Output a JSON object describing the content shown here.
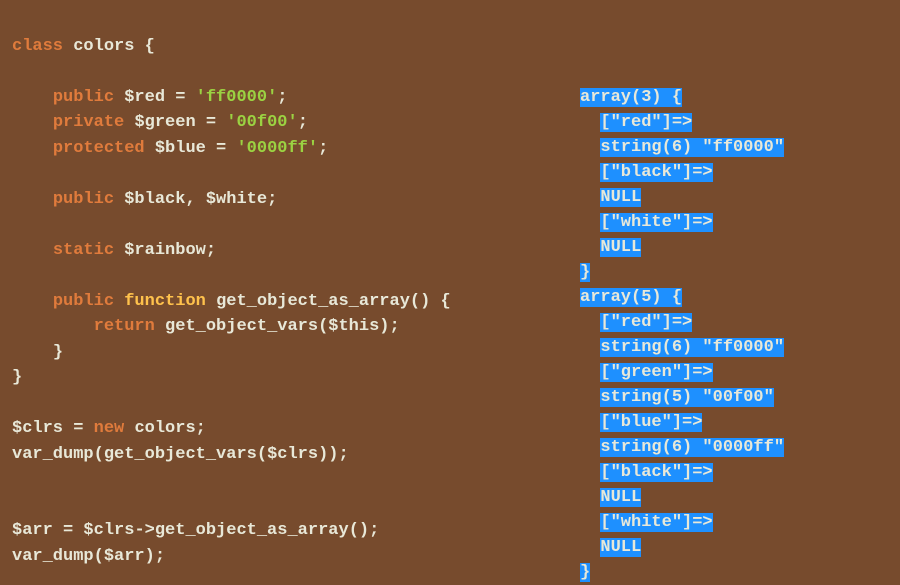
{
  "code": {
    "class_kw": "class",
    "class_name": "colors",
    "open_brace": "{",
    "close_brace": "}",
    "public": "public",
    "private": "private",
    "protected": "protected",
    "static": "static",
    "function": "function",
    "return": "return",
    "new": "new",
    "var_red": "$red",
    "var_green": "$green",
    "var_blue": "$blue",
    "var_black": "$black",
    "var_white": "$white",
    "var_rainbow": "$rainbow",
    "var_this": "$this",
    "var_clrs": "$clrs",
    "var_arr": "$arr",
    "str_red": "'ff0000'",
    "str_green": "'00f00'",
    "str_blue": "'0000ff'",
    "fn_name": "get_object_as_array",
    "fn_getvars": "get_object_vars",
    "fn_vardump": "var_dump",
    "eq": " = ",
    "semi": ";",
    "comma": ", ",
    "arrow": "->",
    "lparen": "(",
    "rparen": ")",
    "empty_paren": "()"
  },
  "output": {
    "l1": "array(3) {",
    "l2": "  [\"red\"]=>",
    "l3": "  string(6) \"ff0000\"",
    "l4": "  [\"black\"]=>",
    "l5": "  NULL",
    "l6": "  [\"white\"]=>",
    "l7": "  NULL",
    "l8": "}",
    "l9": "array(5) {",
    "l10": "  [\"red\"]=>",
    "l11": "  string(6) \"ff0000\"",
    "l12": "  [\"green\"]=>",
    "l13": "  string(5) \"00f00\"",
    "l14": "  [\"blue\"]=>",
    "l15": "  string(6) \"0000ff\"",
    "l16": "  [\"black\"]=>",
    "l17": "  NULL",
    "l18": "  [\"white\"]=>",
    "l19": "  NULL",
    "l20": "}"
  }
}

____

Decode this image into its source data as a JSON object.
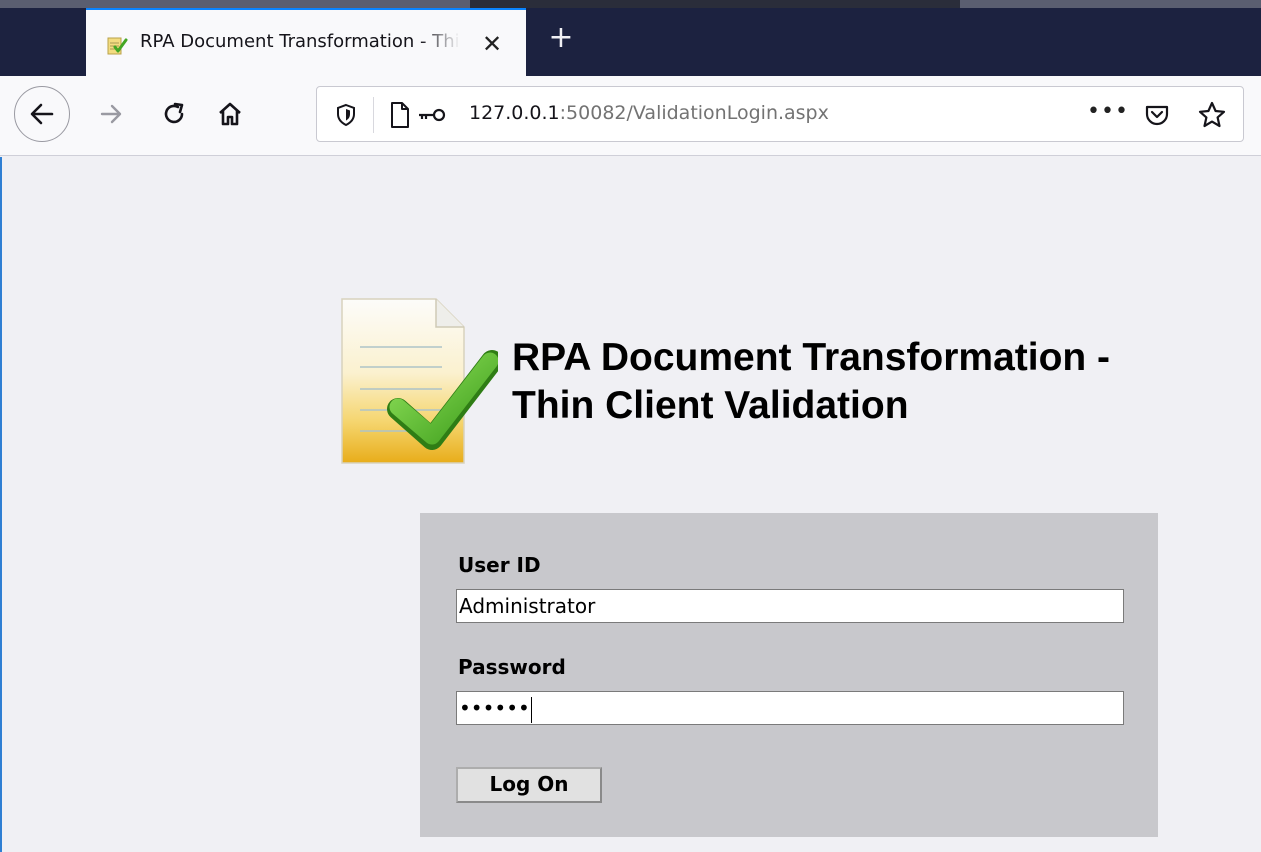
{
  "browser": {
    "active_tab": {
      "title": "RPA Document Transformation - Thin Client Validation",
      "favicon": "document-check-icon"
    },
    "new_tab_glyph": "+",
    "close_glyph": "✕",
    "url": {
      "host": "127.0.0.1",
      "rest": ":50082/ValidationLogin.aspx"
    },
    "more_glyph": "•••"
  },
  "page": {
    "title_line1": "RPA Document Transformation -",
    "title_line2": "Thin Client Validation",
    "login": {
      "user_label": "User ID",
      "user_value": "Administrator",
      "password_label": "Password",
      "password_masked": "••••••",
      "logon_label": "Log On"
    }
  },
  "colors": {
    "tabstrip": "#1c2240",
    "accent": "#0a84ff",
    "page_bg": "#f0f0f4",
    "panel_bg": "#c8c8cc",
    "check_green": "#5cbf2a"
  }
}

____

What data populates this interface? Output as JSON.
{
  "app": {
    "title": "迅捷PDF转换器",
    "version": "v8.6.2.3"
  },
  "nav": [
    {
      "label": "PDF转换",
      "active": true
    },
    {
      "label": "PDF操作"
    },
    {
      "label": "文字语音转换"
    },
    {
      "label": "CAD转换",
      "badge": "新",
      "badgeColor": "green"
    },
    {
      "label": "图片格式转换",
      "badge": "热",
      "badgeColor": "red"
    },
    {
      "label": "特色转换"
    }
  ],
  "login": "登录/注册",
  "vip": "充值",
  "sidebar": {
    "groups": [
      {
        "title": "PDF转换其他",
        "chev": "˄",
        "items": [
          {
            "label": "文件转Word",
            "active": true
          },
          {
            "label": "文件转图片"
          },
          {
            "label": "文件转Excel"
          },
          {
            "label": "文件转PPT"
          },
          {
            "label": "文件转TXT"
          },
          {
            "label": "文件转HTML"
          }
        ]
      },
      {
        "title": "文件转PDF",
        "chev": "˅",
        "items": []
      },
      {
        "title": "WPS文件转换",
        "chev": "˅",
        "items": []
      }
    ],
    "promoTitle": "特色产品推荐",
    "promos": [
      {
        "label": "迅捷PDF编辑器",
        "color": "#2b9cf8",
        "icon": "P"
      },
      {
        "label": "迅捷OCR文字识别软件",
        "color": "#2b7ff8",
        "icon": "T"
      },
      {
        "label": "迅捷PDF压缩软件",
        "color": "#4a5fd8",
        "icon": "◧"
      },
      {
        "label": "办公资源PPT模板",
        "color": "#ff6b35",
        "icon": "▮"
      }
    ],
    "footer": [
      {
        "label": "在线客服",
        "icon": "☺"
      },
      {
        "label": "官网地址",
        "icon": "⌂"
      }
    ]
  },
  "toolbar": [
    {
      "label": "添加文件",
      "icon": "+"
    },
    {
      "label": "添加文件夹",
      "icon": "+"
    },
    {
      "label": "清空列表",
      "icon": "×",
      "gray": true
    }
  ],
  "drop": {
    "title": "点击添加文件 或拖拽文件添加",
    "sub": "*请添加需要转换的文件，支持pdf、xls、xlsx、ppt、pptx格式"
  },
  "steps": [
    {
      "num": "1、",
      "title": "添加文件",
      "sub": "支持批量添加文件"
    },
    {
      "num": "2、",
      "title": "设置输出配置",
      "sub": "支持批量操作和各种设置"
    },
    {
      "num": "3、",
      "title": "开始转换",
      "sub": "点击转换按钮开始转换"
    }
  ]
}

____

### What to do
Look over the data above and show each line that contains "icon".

### Answer to this task
      "favicon": "document-check-icon"
        "icon": "P"
        "icon": "T"
        "icon": "◧"
        "icon": "▮"
        "icon": "☺"
        "icon": "⌂"
      "icon": "+"
      "icon": "+"
      "icon": "×",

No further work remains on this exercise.